WHAT YOU SHOULD DO
Copy the complete listing exactly as shown.

---- ENTRIES PROVIDED

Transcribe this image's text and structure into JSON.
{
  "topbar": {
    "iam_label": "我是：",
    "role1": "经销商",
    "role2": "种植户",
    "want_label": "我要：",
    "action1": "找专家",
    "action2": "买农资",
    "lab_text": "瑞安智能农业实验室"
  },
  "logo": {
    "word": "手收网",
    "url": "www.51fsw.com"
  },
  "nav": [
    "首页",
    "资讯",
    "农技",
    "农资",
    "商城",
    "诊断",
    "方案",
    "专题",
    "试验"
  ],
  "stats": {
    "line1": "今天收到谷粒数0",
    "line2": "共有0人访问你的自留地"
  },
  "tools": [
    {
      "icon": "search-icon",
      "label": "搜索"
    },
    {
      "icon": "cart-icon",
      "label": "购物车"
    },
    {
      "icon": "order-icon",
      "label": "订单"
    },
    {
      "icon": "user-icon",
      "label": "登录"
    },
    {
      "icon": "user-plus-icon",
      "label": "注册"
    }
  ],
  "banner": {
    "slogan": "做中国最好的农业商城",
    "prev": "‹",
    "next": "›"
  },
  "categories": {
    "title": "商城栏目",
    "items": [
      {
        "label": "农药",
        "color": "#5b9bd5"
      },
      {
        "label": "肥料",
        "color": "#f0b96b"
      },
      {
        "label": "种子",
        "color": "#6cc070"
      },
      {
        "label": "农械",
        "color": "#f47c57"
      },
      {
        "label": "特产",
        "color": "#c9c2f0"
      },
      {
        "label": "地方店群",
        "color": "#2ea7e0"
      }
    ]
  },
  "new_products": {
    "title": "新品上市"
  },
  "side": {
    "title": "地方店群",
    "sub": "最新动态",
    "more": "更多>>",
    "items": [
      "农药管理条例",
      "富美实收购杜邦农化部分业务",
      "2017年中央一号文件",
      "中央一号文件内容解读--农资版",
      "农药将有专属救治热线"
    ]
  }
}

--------

WRITTEN REPLY
Transcribe this image's text and structure into JSON.
{
  "topbar": {
    "iam_label": "我是：",
    "role1": "经销商",
    "role2": "种植户",
    "want_label": "我要：",
    "action1": "找专家",
    "action2": "买农资",
    "lab_text": "瑞安智能农业实验室"
  },
  "logo": {
    "word": "手收网",
    "url": "www.51fsw.com"
  },
  "nav": [
    "首页",
    "资讯",
    "农技",
    "农资",
    "商城",
    "诊断",
    "方案",
    "专题",
    "试验"
  ],
  "stats": {
    "line1": "今天收到谷粒数0",
    "line2": "共有0人访问你的自留地"
  },
  "tools": [
    {
      "icon": "search-icon",
      "label": "搜索"
    },
    {
      "icon": "cart-icon",
      "label": "购物车"
    },
    {
      "icon": "order-icon",
      "label": "订单"
    },
    {
      "icon": "user-icon",
      "label": "登录"
    },
    {
      "icon": "user-plus-icon",
      "label": "注册"
    }
  ],
  "banner": {
    "slogan": "做中国最好的农业商城",
    "prev": "‹",
    "next": "›"
  },
  "categories": {
    "title": "商城栏目",
    "items": [
      {
        "label": "农药",
        "color": "#5b9bd5"
      },
      {
        "label": "肥料",
        "color": "#f0b96b"
      },
      {
        "label": "种子",
        "color": "#6cc070"
      },
      {
        "label": "农械",
        "color": "#f47c57"
      },
      {
        "label": "特产",
        "color": "#c9c2f0"
      },
      {
        "label": "地方店群",
        "color": "#2ea7e0"
      }
    ]
  },
  "new_products": {
    "title": "新品上市"
  },
  "side": {
    "title": "地方店群",
    "sub": "最新动态",
    "more": "更多>>",
    "items": [
      "农药管理条例",
      "富美实收购杜邦农化部分业务",
      "2017年中央一号文件",
      "中央一号文件内容解读--农资版",
      "农药将有专属救治热线"
    ]
  }
}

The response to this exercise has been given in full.